# WHAT YOU WILL DO:
Would you restate the entries below exactly, keeping every line?

(Excerpts from an interface dataset)
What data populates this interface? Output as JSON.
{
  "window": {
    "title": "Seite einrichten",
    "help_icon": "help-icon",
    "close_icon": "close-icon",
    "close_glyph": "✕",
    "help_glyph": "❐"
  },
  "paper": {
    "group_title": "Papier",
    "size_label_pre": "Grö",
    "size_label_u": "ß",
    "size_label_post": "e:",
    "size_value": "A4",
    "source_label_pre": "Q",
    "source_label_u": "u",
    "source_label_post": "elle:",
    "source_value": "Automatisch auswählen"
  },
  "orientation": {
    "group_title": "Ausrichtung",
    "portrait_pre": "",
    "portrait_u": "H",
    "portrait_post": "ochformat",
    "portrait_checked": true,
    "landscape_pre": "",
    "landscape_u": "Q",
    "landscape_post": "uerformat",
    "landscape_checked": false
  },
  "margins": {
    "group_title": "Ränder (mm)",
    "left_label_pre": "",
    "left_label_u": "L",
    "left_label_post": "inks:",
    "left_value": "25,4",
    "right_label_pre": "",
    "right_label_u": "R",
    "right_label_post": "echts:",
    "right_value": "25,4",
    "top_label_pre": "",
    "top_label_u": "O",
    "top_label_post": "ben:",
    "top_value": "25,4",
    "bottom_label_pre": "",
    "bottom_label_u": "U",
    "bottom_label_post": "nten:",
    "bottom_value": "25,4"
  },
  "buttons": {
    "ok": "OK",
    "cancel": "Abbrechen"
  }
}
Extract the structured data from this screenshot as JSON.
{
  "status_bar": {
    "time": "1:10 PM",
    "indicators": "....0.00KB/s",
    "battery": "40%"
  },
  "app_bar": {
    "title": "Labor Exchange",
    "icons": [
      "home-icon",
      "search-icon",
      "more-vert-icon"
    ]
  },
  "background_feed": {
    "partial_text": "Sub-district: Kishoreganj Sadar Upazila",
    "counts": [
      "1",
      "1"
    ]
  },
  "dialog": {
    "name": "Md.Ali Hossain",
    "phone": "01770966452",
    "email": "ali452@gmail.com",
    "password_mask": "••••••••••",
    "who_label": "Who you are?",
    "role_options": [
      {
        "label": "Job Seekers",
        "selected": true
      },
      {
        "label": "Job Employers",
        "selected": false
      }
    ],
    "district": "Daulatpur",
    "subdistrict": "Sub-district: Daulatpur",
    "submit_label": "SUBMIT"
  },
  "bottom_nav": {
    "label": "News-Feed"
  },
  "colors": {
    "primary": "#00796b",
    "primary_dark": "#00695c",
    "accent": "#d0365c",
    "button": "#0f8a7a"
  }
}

# EXERCISE OUTPUT:
What data populates this interface? Output as JSON.
{
  "window": {
    "title": "Seite einrichten",
    "help_icon": "help-icon",
    "close_icon": "close-icon",
    "close_glyph": "✕",
    "help_glyph": "❐"
  },
  "paper": {
    "group_title": "Papier",
    "size_label_pre": "Grö",
    "size_label_u": "ß",
    "size_label_post": "e:",
    "size_value": "A4",
    "source_label_pre": "Q",
    "source_label_u": "u",
    "source_label_post": "elle:",
    "source_value": "Automatisch auswählen"
  },
  "orientation": {
    "group_title": "Ausrichtung",
    "portrait_pre": "",
    "portrait_u": "H",
    "portrait_post": "ochformat",
    "portrait_checked": true,
    "landscape_pre": "",
    "landscape_u": "Q",
    "landscape_post": "uerformat",
    "landscape_checked": false
  },
  "margins": {
    "group_title": "Ränder (mm)",
    "left_label_pre": "",
    "left_label_u": "L",
    "left_label_post": "inks:",
    "left_value": "25,4",
    "right_label_pre": "",
    "right_label_u": "R",
    "right_label_post": "echts:",
    "right_value": "25,4",
    "top_label_pre": "",
    "top_label_u": "O",
    "top_label_post": "ben:",
    "top_value": "25,4",
    "bottom_label_pre": "",
    "bottom_label_u": "U",
    "bottom_label_post": "nten:",
    "bottom_value": "25,4"
  },
  "buttons": {
    "ok": "OK",
    "cancel": "Abbrechen"
  }
}
Extract the structured data from this screenshot as JSON.
{
  "status_bar": {
    "time": "1:10 PM",
    "indicators": "....0.00KB/s",
    "battery": "40%"
  },
  "app_bar": {
    "title": "Labor Exchange",
    "icons": [
      "home-icon",
      "search-icon",
      "more-vert-icon"
    ]
  },
  "background_feed": {
    "partial_text": "Sub-district: Kishoreganj Sadar Upazila",
    "counts": [
      "1",
      "1"
    ]
  },
  "dialog": {
    "name": "Md.Ali Hossain",
    "phone": "01770966452",
    "email": "ali452@gmail.com",
    "password_mask": "••••••••••",
    "who_label": "Who you are?",
    "role_options": [
      {
        "label": "Job Seekers",
        "selected": true
      },
      {
        "label": "Job Employers",
        "selected": false
      }
    ],
    "district": "Daulatpur",
    "subdistrict": "Sub-district: Daulatpur",
    "submit_label": "SUBMIT"
  },
  "bottom_nav": {
    "label": "News-Feed"
  },
  "colors": {
    "primary": "#00796b",
    "primary_dark": "#00695c",
    "accent": "#d0365c",
    "button": "#0f8a7a"
  }
}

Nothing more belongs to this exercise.